Problem description: Run through the data and copy out every line that mentions the word "with".

··········

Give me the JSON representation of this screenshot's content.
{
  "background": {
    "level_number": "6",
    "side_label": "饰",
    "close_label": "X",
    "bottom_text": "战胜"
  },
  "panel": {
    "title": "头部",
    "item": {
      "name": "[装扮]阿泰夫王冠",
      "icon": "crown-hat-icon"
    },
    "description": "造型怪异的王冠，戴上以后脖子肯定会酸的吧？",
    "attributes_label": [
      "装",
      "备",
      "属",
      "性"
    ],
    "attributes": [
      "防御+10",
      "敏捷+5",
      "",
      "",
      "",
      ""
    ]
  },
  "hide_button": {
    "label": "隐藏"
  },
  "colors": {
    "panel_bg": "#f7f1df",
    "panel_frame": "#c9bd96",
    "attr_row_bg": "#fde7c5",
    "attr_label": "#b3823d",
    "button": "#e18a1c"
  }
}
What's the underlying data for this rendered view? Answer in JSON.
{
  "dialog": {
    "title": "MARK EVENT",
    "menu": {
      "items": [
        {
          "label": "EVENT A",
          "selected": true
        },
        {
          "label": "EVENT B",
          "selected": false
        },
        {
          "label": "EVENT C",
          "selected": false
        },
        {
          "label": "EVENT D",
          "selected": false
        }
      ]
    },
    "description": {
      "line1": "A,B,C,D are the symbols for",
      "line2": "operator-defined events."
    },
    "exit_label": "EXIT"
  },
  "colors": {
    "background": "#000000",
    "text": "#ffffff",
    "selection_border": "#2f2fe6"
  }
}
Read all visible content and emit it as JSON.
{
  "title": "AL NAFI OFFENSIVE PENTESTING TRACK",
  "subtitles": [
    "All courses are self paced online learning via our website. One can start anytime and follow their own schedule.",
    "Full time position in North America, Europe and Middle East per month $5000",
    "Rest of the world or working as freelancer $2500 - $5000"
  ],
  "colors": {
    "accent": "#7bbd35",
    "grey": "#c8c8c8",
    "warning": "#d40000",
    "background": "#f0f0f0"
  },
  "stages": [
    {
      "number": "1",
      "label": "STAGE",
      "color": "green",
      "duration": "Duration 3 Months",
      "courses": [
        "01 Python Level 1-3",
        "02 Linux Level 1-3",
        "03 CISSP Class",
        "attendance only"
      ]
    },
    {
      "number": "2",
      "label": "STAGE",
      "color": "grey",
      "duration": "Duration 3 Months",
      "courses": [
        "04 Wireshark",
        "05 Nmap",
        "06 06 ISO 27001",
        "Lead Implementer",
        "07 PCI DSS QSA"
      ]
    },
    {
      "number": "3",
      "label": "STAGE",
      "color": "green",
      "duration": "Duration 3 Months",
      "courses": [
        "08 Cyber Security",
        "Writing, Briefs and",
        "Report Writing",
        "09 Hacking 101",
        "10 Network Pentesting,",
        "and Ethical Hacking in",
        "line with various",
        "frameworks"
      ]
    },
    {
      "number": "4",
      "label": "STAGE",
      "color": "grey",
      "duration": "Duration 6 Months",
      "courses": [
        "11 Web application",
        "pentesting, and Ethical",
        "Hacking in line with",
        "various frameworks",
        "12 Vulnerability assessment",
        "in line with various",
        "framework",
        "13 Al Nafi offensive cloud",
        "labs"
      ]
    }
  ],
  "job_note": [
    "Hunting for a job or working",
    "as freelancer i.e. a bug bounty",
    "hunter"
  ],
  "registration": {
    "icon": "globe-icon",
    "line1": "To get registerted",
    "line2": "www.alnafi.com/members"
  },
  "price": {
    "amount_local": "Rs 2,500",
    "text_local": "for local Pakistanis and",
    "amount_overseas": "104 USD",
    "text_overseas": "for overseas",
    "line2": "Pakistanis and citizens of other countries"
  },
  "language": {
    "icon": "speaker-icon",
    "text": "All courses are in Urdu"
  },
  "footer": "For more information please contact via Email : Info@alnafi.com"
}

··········

Answer space:
        "line with various",
        "Hacking in line with",
        "in line with various",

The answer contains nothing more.